> _DIRECTIONS FOR THIS TASK_
Search the entries for the word "emoji". Copy every line that holds it.

Website and app data records
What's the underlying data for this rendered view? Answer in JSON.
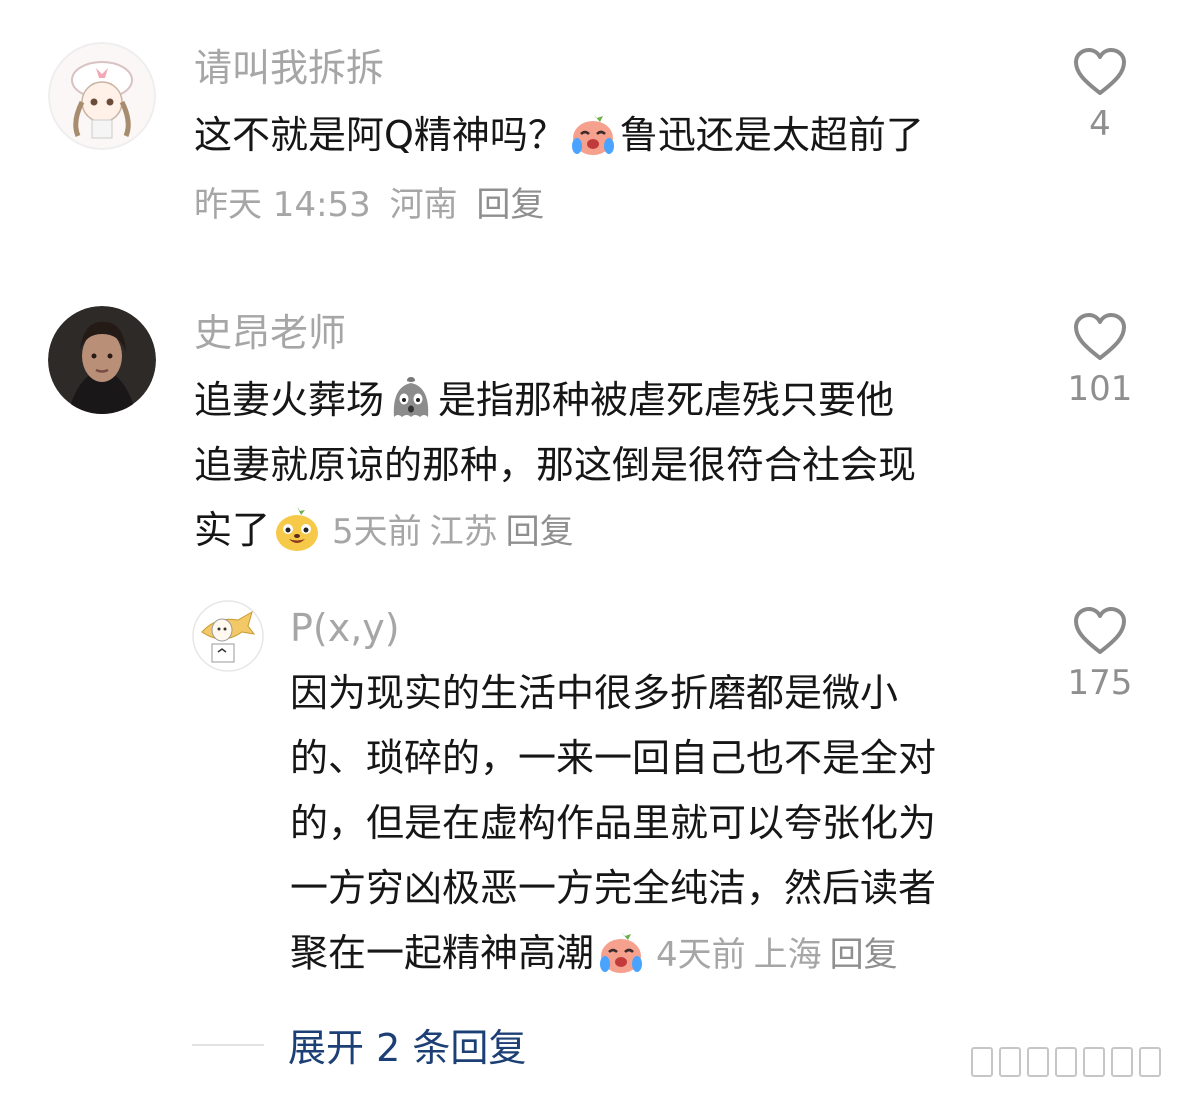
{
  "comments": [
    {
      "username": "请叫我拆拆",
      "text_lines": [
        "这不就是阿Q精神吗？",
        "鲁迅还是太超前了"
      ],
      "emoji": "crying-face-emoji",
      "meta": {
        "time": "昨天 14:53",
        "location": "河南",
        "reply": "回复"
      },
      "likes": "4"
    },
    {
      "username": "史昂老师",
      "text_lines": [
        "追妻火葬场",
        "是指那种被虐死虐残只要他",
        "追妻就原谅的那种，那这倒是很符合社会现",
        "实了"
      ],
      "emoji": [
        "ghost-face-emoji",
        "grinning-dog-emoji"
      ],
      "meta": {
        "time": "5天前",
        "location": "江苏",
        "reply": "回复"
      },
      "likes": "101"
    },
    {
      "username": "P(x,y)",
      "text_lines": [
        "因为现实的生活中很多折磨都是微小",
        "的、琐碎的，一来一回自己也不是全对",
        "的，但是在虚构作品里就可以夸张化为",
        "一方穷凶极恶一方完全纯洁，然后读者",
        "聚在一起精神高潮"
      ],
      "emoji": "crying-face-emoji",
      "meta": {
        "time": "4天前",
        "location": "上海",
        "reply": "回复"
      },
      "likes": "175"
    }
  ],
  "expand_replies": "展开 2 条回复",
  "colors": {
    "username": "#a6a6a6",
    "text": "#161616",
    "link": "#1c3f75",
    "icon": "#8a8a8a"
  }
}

> _RESULT BELOW_
      "emoji": "crying-face-emoji",
      "emoji": [
        "ghost-face-emoji",
        "grinning-dog-emoji"
      "emoji": "crying-face-emoji",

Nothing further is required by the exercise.